Richard Perle, of legendary reputation during the Bush administration, takes to the pages of the Wall Street Journal to slam Barack Obama’s nuclear deal with Russia.  I think Perle misses the point on the purpose of a nuclear treaty with Moscow (I wouldn’t worry so much about Washington being “constrained”), but this is precisely where the divide lies insofar as partisan debate over Russia policy.  It appears to be a contest to see who can blame each other of being more stuck in the Cold War than the other.

But no one believes the threat we face today comes from Russia’s arsenal. It simply does not matter how many weapons Russia has.

What does matter, as we face increasing danger from nuclear powers like North Korea now, and Iran all too soon, is whether we have the right forces for our defense. This includes defensive as well as offensive weapons.

To the degree that an otherwise unimportant Cold War relic like the new START treaty limits our freedom to optimize our defenses, it will diminish rather than increase our safety. In this regard, Vladimir Putin’s threat to abandon the treaty if he doesn’t like our defensive forces is troubling. Militarily, it wouldn’t matter if Russia withdrew from the treaty.

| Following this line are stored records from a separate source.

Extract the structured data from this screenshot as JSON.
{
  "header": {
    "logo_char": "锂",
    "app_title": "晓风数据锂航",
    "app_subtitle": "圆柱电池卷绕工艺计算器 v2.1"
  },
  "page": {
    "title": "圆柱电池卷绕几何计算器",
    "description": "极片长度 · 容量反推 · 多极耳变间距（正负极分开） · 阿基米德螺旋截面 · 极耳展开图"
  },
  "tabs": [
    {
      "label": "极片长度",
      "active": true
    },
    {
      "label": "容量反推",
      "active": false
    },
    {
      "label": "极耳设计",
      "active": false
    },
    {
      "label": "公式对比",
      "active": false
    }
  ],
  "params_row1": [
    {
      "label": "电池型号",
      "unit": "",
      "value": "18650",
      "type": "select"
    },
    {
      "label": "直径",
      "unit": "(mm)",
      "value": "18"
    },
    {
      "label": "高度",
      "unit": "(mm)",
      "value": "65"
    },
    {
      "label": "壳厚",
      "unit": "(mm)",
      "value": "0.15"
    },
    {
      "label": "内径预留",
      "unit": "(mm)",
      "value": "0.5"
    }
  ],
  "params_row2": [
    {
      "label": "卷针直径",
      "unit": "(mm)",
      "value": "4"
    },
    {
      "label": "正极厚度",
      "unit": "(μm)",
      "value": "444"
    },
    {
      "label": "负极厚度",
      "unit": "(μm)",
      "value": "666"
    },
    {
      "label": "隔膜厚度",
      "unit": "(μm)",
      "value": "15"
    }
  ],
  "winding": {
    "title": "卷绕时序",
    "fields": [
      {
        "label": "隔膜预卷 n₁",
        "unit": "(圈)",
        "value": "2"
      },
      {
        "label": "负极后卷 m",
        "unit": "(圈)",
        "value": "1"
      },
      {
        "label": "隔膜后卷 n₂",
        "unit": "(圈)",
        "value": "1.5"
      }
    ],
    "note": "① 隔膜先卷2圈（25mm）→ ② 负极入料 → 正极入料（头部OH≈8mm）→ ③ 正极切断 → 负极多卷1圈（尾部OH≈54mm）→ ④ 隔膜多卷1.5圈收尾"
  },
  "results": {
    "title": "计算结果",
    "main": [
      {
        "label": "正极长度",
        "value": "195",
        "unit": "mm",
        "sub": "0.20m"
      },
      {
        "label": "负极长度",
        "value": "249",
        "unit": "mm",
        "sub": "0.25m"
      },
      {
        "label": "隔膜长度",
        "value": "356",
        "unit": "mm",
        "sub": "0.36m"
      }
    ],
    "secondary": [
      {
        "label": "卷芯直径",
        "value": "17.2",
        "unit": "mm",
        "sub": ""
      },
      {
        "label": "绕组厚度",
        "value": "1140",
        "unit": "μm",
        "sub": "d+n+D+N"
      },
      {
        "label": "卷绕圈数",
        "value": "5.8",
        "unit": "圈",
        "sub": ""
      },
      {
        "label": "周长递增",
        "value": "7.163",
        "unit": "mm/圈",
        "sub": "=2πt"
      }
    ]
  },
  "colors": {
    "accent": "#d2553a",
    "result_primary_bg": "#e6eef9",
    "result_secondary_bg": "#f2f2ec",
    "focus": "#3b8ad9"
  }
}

But Mr. Putin could gain powerful leverage by threatening to do so since Mr. Obama has hyped the treaty’s importance, claiming, without a shred of evidence, that it will restrain the spread of nuclear weapons to other countries.